After yesterday’s high-tension SCOTUS ruling in Hobby Lobby, some lighthearted yet with serious consequence opinion from the District Court for the District of Columbia, 1989. Clarke v. United States addresses the question of whether a legislator’s vote is protected speech under the First Amendment to the Constitution. Believe it or not, the defendants, with a presumably straight face, argued that it is not. The District Court disagreed, and Congress now knows that it must amend our laws directly rather than conditioning the use of our own funds on the Council amending its laws in ways directed by Congress.
The United States suggests that this condition does no more than force the Council members to “hold their noses” and adopt the law. First amendment protection, however, encompasses both the right to speak and the right not to speak, and even the olfactory burden to which the United States refers is constitutionally suspect.
Finally, Congress has no clearly defined interest, compelling or otherwise, in so burdening plaintiffs’ speech. (emphasis added)

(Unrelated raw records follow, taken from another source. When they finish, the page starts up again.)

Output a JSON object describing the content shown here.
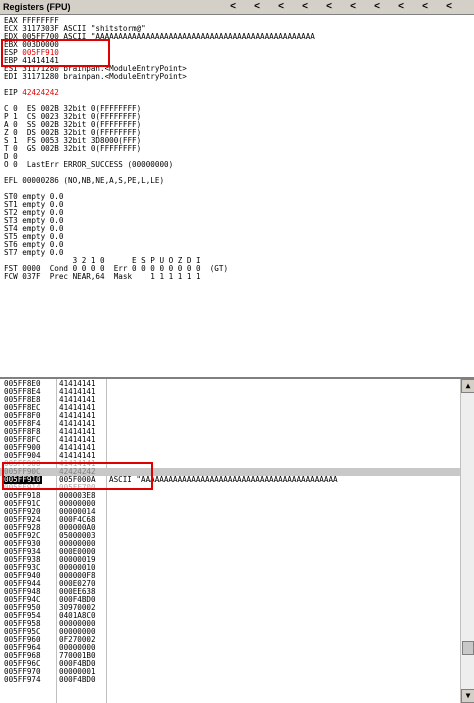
{
  "window": {
    "title": "Registers (FPU)",
    "nav_arrows": [
      "<",
      "<",
      "<",
      "<",
      "<",
      "<",
      "<",
      "<",
      "<",
      "<"
    ]
  },
  "registers": [
    {
      "text": "EAX FFFFFFFF"
    },
    {
      "text": "ECX 3117303F ASCII \"shitstorm@\""
    },
    {
      "text": "EDX 005FF700 ASCII \"AAAAAAAAAAAAAAAAAAAAAAAAAAAAAAAAAAAAAAAAAAAAAAAA"
    },
    {
      "text": "EBX 003D0000"
    },
    {
      "name": "ESP",
      "value": "005FF910"
    },
    {
      "text": "EBP 41414141"
    },
    {
      "text": "ESI 31171280 brainpan.<ModuleEntryPoint>"
    },
    {
      "text": "EDI 31171280 brainpan.<ModuleEntryPoint>"
    },
    {
      "blank": true
    },
    {
      "name": "EIP",
      "value": "42424242"
    },
    {
      "blank": true
    },
    {
      "text": "C 0  ES 002B 32bit 0(FFFFFFFF)"
    },
    {
      "text": "P 1  CS 0023 32bit 0(FFFFFFFF)"
    },
    {
      "text": "A 0  SS 002B 32bit 0(FFFFFFFF)"
    },
    {
      "text": "Z 0  DS 002B 32bit 0(FFFFFFFF)"
    },
    {
      "text": "S 1  FS 0053 32bit 3D8000(FFF)"
    },
    {
      "text": "T 0  GS 002B 32bit 0(FFFFFFFF)"
    },
    {
      "text": "D 0"
    },
    {
      "text": "O 0  LastErr ERROR_SUCCESS (00000000)"
    },
    {
      "blank": true
    },
    {
      "text": "EFL 00000286 (NO,NB,NE,A,S,PE,L,LE)"
    },
    {
      "blank": true
    },
    {
      "text": "ST0 empty 0.0"
    },
    {
      "text": "ST1 empty 0.0"
    },
    {
      "text": "ST2 empty 0.0"
    },
    {
      "text": "ST3 empty 0.0"
    },
    {
      "text": "ST4 empty 0.0"
    },
    {
      "text": "ST5 empty 0.0"
    },
    {
      "text": "ST6 empty 0.0"
    },
    {
      "text": "ST7 empty 0.0"
    },
    {
      "text": "               3 2 1 0      E S P U O Z D I"
    },
    {
      "text": "FST 0000  Cond 0 0 0 0  Err 0 0 0 0 0 0 0 0  (GT)"
    },
    {
      "text": "FCW 037F  Prec NEAR,64  Mask    1 1 1 1 1 1"
    }
  ],
  "stack": [
    {
      "addr": "005FF8E0",
      "val": "41414141"
    },
    {
      "addr": "005FF8E4",
      "val": "41414141"
    },
    {
      "addr": "005FF8E8",
      "val": "41414141"
    },
    {
      "addr": "005FF8EC",
      "val": "41414141"
    },
    {
      "addr": "005FF8F0",
      "val": "41414141"
    },
    {
      "addr": "005FF8F4",
      "val": "41414141"
    },
    {
      "addr": "005FF8F8",
      "val": "41414141"
    },
    {
      "addr": "005FF8FC",
      "val": "41414141"
    },
    {
      "addr": "005FF900",
      "val": "41414141"
    },
    {
      "addr": "005FF904",
      "val": "41414141"
    },
    {
      "addr": "005FF908",
      "val": "41414141",
      "style": "faint"
    },
    {
      "addr": "005FF90C",
      "val": "42424242",
      "style": "gray"
    },
    {
      "addr": "005FF910",
      "val": "005F000A",
      "style": "sel",
      "comment": "ASCII \"AAAAAAAAAAAAAAAAAAAAAAAAAAAAAAAAAAAAAAAAAAA"
    },
    {
      "addr": "005FF914",
      "val": "005FF700",
      "style": "faint"
    },
    {
      "addr": "005FF918",
      "val": "000003E8"
    },
    {
      "addr": "005FF91C",
      "val": "00000000"
    },
    {
      "addr": "005FF920",
      "val": "00000014"
    },
    {
      "addr": "005FF924",
      "val": "000F4C68"
    },
    {
      "addr": "005FF928",
      "val": "000000A0"
    },
    {
      "addr": "005FF92C",
      "val": "05000003"
    },
    {
      "addr": "005FF930",
      "val": "00000000"
    },
    {
      "addr": "005FF934",
      "val": "000E0000"
    },
    {
      "addr": "005FF938",
      "val": "00000019"
    },
    {
      "addr": "005FF93C",
      "val": "00000010"
    },
    {
      "addr": "005FF940",
      "val": "000000F8"
    },
    {
      "addr": "005FF944",
      "val": "000E0270"
    },
    {
      "addr": "005FF948",
      "val": "000EE638"
    },
    {
      "addr": "005FF94C",
      "val": "000F4BD0"
    },
    {
      "addr": "005FF950",
      "val": "30970002"
    },
    {
      "addr": "005FF954",
      "val": "0401A8C0"
    },
    {
      "addr": "005FF958",
      "val": "00000000"
    },
    {
      "addr": "005FF95C",
      "val": "00000000"
    },
    {
      "addr": "005FF960",
      "val": "0F270002"
    },
    {
      "addr": "005FF964",
      "val": "00000000"
    },
    {
      "addr": "005FF968",
      "val": "770001B0"
    },
    {
      "addr": "005FF96C",
      "val": "000F4BD0"
    },
    {
      "addr": "005FF970",
      "val": "00000001"
    },
    {
      "addr": "005FF974",
      "val": "000F4BD0"
    }
  ],
  "colors": {
    "highlight": "#e00000",
    "selection_bg": "#000000",
    "gray_row": "#c8c8c8"
  }
}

The keystone of the United States’ argument is that plaintiffs’ voting is not protected speech, and it gives three reasons for this conclusion. First, it argues, the act of voting possesses no intrinsic communicative quality. Second, it contends that official acts by public officials are not protected speech. Finally, the United States asserts that, even if legislators in general have a first amendment right to vote as they please, D.C. Council members do not…